- **Exercise brief**
Leave out each picture. Repeat everything else in the records exactly.

----

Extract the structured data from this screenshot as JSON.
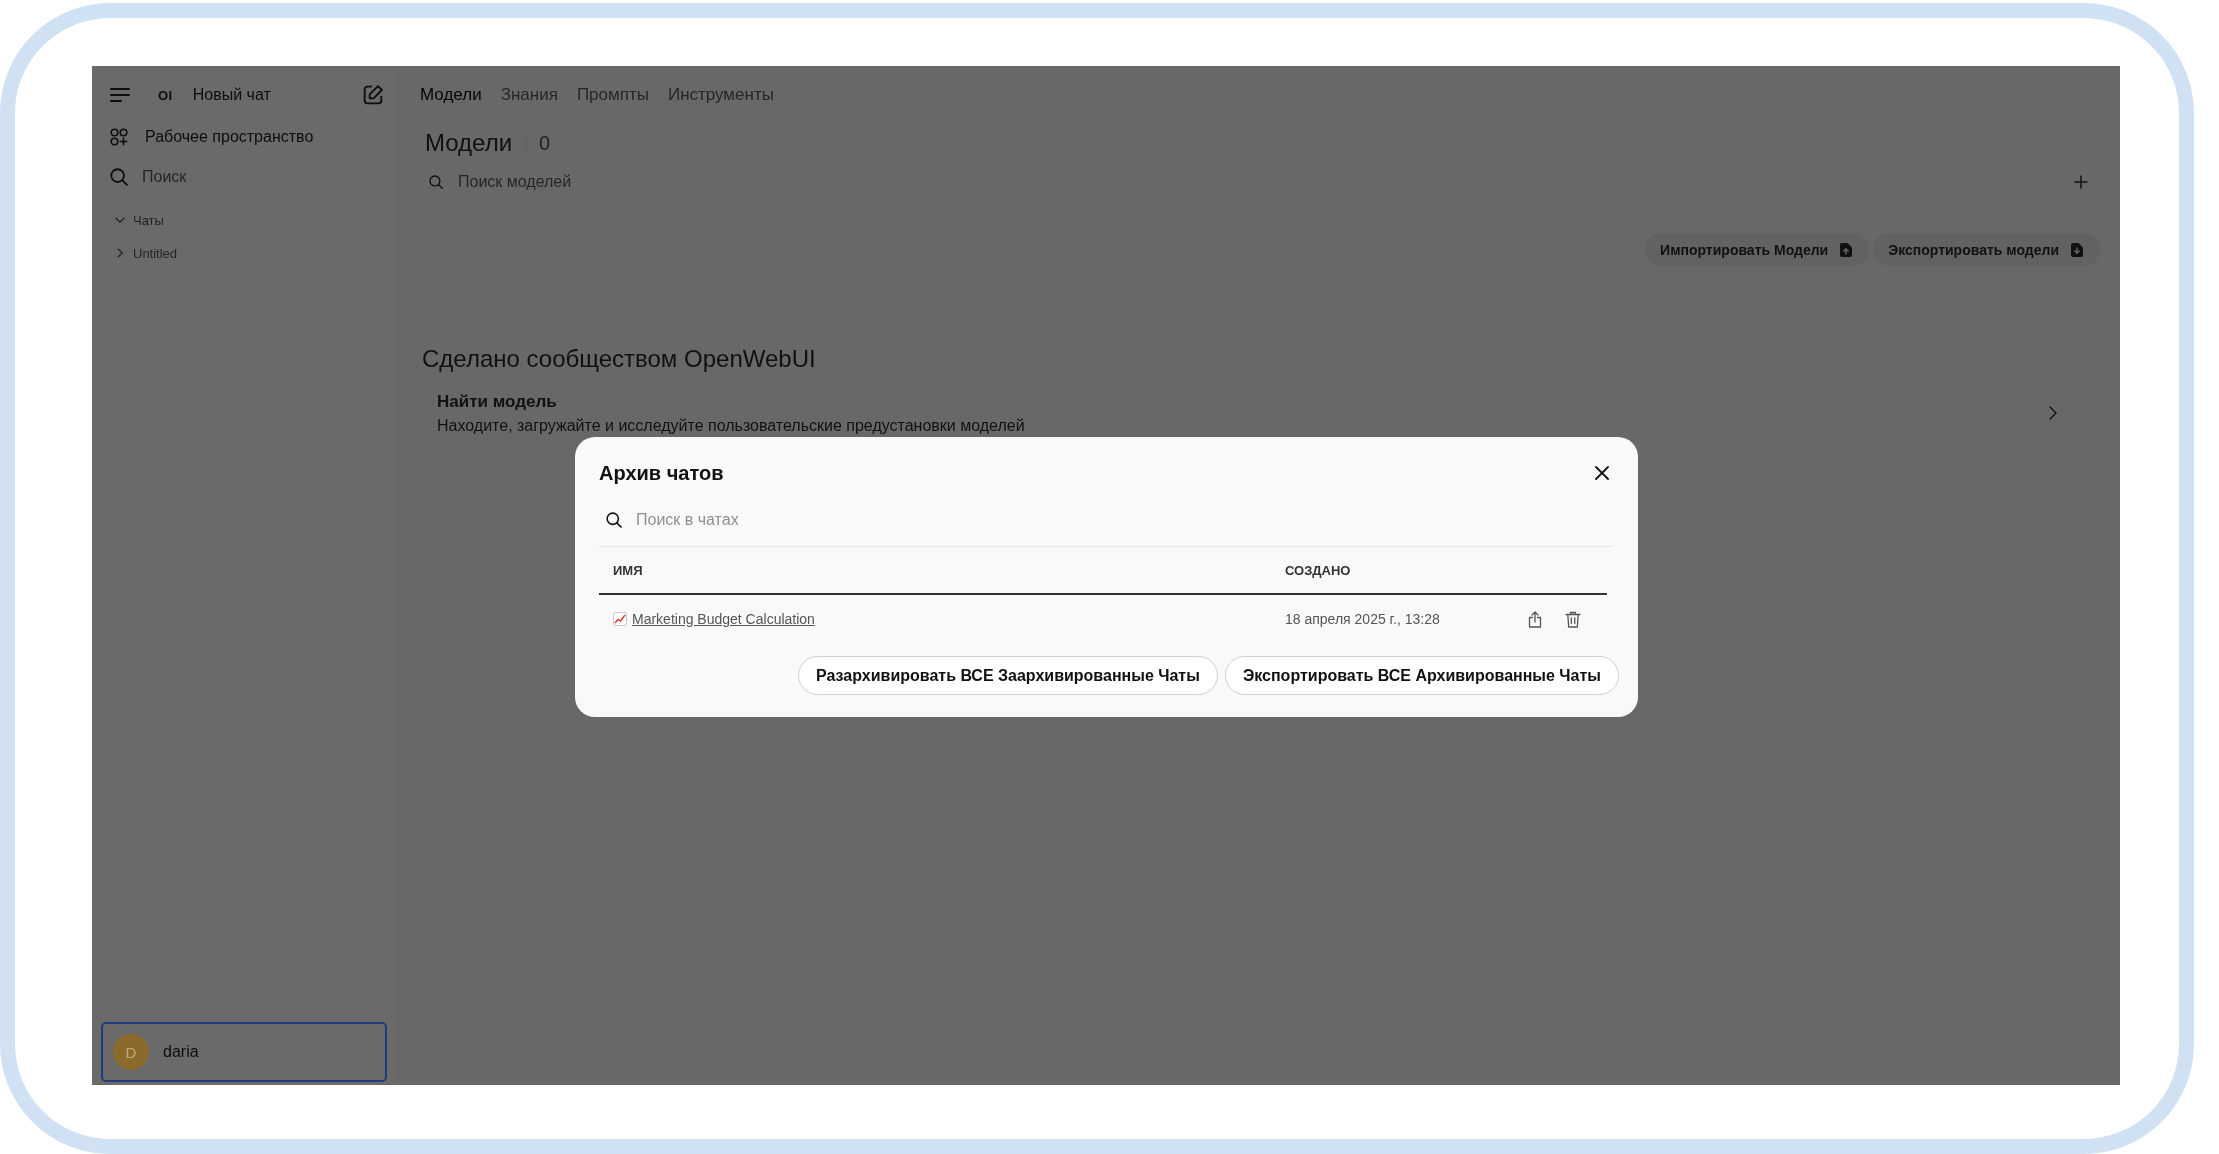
{
  "sidebar": {
    "logo": "OI",
    "new_chat": "Новый чат",
    "workspace": "Рабочее пространство",
    "search": {
      "placeholder": "Поиск"
    },
    "folders": [
      {
        "label": "Чаты",
        "expanded": true
      },
      {
        "label": "Untitled",
        "expanded": false
      }
    ],
    "user": {
      "initial": "D",
      "name": "daria",
      "focused": true
    }
  },
  "main": {
    "tabs": [
      {
        "label": "Модели",
        "selected": true
      },
      {
        "label": "Знания",
        "selected": false
      },
      {
        "label": "Промпты",
        "selected": false
      },
      {
        "label": "Инструменты",
        "selected": false
      }
    ],
    "title": "Модели",
    "count": "0",
    "search": {
      "placeholder": "Поиск моделей"
    },
    "actions": [
      {
        "kind": "import",
        "label": "Импортировать Модели"
      },
      {
        "kind": "export",
        "label": "Экспортировать модели"
      }
    ],
    "community": {
      "heading": "Сделано сообществом OpenWebUI",
      "title": "Найти модель",
      "description": "Находите, загружайте и исследуйте пользовательские предустановки моделей"
    }
  },
  "dialog": {
    "title": "Архив чатов",
    "search": {
      "placeholder": "Поиск в чатах"
    },
    "columns": [
      "ИМЯ",
      "СОЗДАНО"
    ],
    "rows": [
      {
        "name": "Marketing Budget Calculation",
        "created": "18 апреля 2025 г., 13:28"
      }
    ],
    "buttons": [
      "Разархивировать ВСЕ Заархивированные Чаты",
      "Экспортировать ВСЕ Архивированные Чаты"
    ]
  }
}
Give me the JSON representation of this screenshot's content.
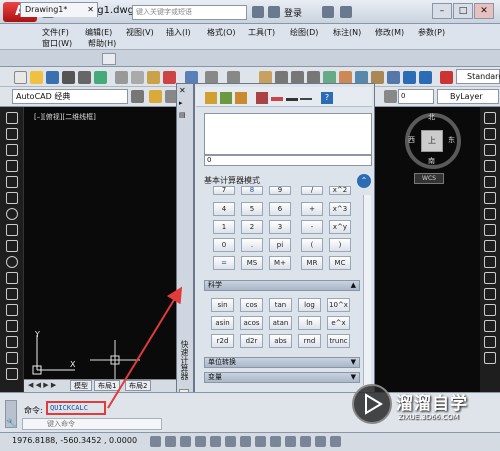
{
  "titlebar": {
    "app_button": "A",
    "doc_title": "Drawing1.dwg",
    "search_placeholder": "键入关键字或短语",
    "login": "登录",
    "minimize": "–",
    "maximize": "□",
    "close": "✕"
  },
  "menu": {
    "row1": [
      "文件(F)",
      "编辑(E)",
      "视图(V)",
      "插入(I)",
      "格式(O)",
      "工具(T)",
      "绘图(D)",
      "标注(N)",
      "修改(M)",
      "参数(P)"
    ],
    "row2": [
      "窗口(W)",
      "帮助(H)"
    ]
  },
  "doc_tab": {
    "label": "Drawing1*",
    "close": "✕"
  },
  "toolbar2": {
    "workspace": "AutoCAD 经典",
    "layer": "0",
    "linetype": "ByLayer",
    "style": "Standard"
  },
  "canvas": {
    "view_label": "[–][俯视][二维线框]",
    "ucs_y": "Y",
    "ucs_x": "X"
  },
  "viewcube": {
    "top": "上",
    "north": "北",
    "south": "南",
    "east": "东",
    "west": "西",
    "wcs": "WCS"
  },
  "layout_tabs": [
    "模型",
    "布局1",
    "布局2"
  ],
  "calc": {
    "strip_title": "快速计算器",
    "input_value": "0",
    "basic_section": "基本计算器模式",
    "keypad": [
      [
        "7",
        "8",
        "9",
        "/",
        "x^2"
      ],
      [
        "4",
        "5",
        "6",
        "+",
        "x^3"
      ],
      [
        "1",
        "2",
        "3",
        "-",
        "x^y"
      ],
      [
        "0",
        ".",
        "pi",
        "(",
        ")"
      ],
      [
        "=",
        "MS",
        "M+",
        "MR",
        "MC"
      ]
    ],
    "science_section": "科学",
    "science_keys": [
      [
        "sin",
        "cos",
        "tan",
        "log",
        "10^x"
      ],
      [
        "asin",
        "acos",
        "atan",
        "ln",
        "e^x"
      ],
      [
        "r2d",
        "d2r",
        "abs",
        "rnd",
        "trunc"
      ]
    ],
    "units_section": "单位转换",
    "vars_section": "变量"
  },
  "command": {
    "label": "命令:",
    "value": "QUICKCALC",
    "prompt": "键入命令"
  },
  "status": {
    "coords": "1976.8188,  -560.3452 , 0.0000"
  },
  "watermark": {
    "title": "溜溜自学",
    "subtitle": "ZIXUE.3D66.COM"
  },
  "colors": {
    "highlight": "#e23b3b",
    "command_text": "#1b4fa0",
    "canvas": "#0a0a0a"
  }
}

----

- **Answer box**
Extract the structured data from this screenshot as JSON.
{
  "sidebar": {
    "logo": "OI",
    "new_chat": "Новый чат",
    "workspace": "Рабочее пространство",
    "search": {
      "placeholder": "Поиск"
    },
    "folders": [
      {
        "label": "Чаты",
        "expanded": true
      },
      {
        "label": "Untitled",
        "expanded": false
      }
    ],
    "user": {
      "initial": "D",
      "name": "daria",
      "focused": true
    }
  },
  "main": {
    "tabs": [
      {
        "label": "Модели",
        "selected": true
      },
      {
        "label": "Знания",
        "selected": false
      },
      {
        "label": "Промпты",
        "selected": false
      },
      {
        "label": "Инструменты",
        "selected": false
      }
    ],
    "title": "Модели",
    "count": "0",
    "search": {
      "placeholder": "Поиск моделей"
    },
    "actions": [
      {
        "kind": "import",
        "label": "Импортировать Модели"
      },
      {
        "kind": "export",
        "label": "Экспортировать модели"
      }
    ],
    "community": {
      "heading": "Сделано сообществом OpenWebUI",
      "title": "Найти модель",
      "description": "Находите, загружайте и исследуйте пользовательские предустановки моделей"
    }
  },
  "dialog": {
    "title": "Архив чатов",
    "search": {
      "placeholder": "Поиск в чатах"
    },
    "columns": [
      "ИМЯ",
      "СОЗДАНО"
    ],
    "rows": [
      {
        "name": "Marketing Budget Calculation",
        "created": "18 апреля 2025 г., 13:28"
      }
    ],
    "buttons": [
      "Разархивировать ВСЕ Заархивированные Чаты",
      "Экспортировать ВСЕ Архивированные Чаты"
    ]
  }
}
Give me the JSON representation of this screenshot's content.
{
  "titlebar": {
    "app_button": "A",
    "doc_title": "Drawing1.dwg",
    "search_placeholder": "键入关键字或短语",
    "login": "登录",
    "minimize": "–",
    "maximize": "□",
    "close": "✕"
  },
  "menu": {
    "row1": [
      "文件(F)",
      "编辑(E)",
      "视图(V)",
      "插入(I)",
      "格式(O)",
      "工具(T)",
      "绘图(D)",
      "标注(N)",
      "修改(M)",
      "参数(P)"
    ],
    "row2": [
      "窗口(W)",
      "帮助(H)"
    ]
  },
  "doc_tab": {
    "label": "Drawing1*",
    "close": "✕"
  },
  "toolbar2": {
    "workspace": "AutoCAD 经典",
    "layer": "0",
    "linetype": "ByLayer",
    "style": "Standard"
  },
  "canvas": {
    "view_label": "[–][俯视][二维线框]",
    "ucs_y": "Y",
    "ucs_x": "X"
  },
  "viewcube": {
    "top": "上",
    "north": "北",
    "south": "南",
    "east": "东",
    "west": "西",
    "wcs": "WCS"
  },
  "layout_tabs": [
    "模型",
    "布局1",
    "布局2"
  ],
  "calc": {
    "strip_title": "快速计算器",
    "input_value": "0",
    "basic_section": "基本计算器模式",
    "keypad": [
      [
        "7",
        "8",
        "9",
        "/",
        "x^2"
      ],
      [
        "4",
        "5",
        "6",
        "+",
        "x^3"
      ],
      [
        "1",
        "2",
        "3",
        "-",
        "x^y"
      ],
      [
        "0",
        ".",
        "pi",
        "(",
        ")"
      ],
      [
        "=",
        "MS",
        "M+",
        "MR",
        "MC"
      ]
    ],
    "science_section": "科学",
    "science_keys": [
      [
        "sin",
        "cos",
        "tan",
        "log",
        "10^x"
      ],
      [
        "asin",
        "acos",
        "atan",
        "ln",
        "e^x"
      ],
      [
        "r2d",
        "d2r",
        "abs",
        "rnd",
        "trunc"
      ]
    ],
    "units_section": "单位转换",
    "vars_section": "变量"
  },
  "command": {
    "label": "命令:",
    "value": "QUICKCALC",
    "prompt": "键入命令"
  },
  "status": {
    "coords": "1976.8188,  -560.3452 , 0.0000"
  },
  "watermark": {
    "title": "溜溜自学",
    "subtitle": "ZIXUE.3D66.COM"
  },
  "colors": {
    "highlight": "#e23b3b",
    "command_text": "#1b4fa0",
    "canvas": "#0a0a0a"
  }
}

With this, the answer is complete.